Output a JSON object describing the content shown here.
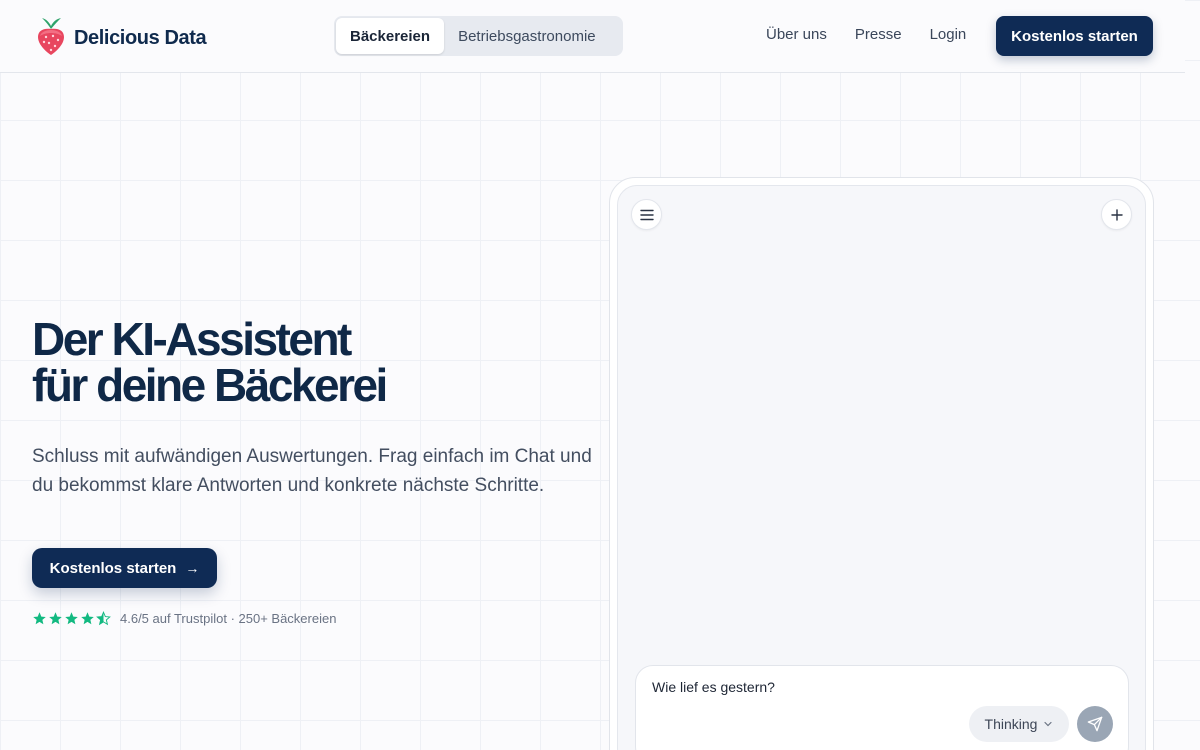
{
  "header": {
    "brand": "Delicious Data",
    "segments": [
      {
        "label": "Bäckereien",
        "active": true
      },
      {
        "label": "Betriebsgastronomie",
        "active": false
      }
    ],
    "nav": [
      "Über uns",
      "Presse",
      "Login"
    ],
    "cta_label": "Kostenlos starten"
  },
  "hero": {
    "title_line1": "Der KI-Assistent",
    "title_line2": "für deine Bäckerei",
    "subtitle": "Schluss mit aufwändigen Auswertungen. Frag einfach im Chat und du bekommst klare Antworten und konkrete nächste Schritte.",
    "cta_label": "Kostenlos starten",
    "cta_icon": "arrow-right-icon",
    "rating_value": 4.5,
    "rating_max": 5,
    "rating_text": "4.6/5 auf Trustpilot · 250+ Bäckereien"
  },
  "chat": {
    "menu_icon": "menu-icon",
    "new_chat_icon": "plus-icon",
    "input_text": "Wie lief es gestern?",
    "mode_label": "Thinking",
    "send_icon": "send-icon"
  },
  "colors": {
    "brand_navy": "#0f2b55",
    "title": "#0f2847",
    "star_green": "#12b981",
    "logo_red": "#e8465f",
    "logo_green": "#2fa36b"
  }
}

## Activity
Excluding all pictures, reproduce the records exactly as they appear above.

## Answer
Output a JSON object describing the content shown here.
{
  "header": {
    "brand": "Delicious Data",
    "segments": [
      {
        "label": "Bäckereien",
        "active": true
      },
      {
        "label": "Betriebsgastronomie",
        "active": false
      }
    ],
    "nav": [
      "Über uns",
      "Presse",
      "Login"
    ],
    "cta_label": "Kostenlos starten"
  },
  "hero": {
    "title_line1": "Der KI-Assistent",
    "title_line2": "für deine Bäckerei",
    "subtitle": "Schluss mit aufwändigen Auswertungen. Frag einfach im Chat und du bekommst klare Antworten und konkrete nächste Schritte.",
    "cta_label": "Kostenlos starten",
    "cta_icon": "arrow-right-icon",
    "rating_value": 4.5,
    "rating_max": 5,
    "rating_text": "4.6/5 auf Trustpilot · 250+ Bäckereien"
  },
  "chat": {
    "menu_icon": "menu-icon",
    "new_chat_icon": "plus-icon",
    "input_text": "Wie lief es gestern?",
    "mode_label": "Thinking",
    "send_icon": "send-icon"
  },
  "colors": {
    "brand_navy": "#0f2b55",
    "title": "#0f2847",
    "star_green": "#12b981",
    "logo_red": "#e8465f",
    "logo_green": "#2fa36b"
  }
}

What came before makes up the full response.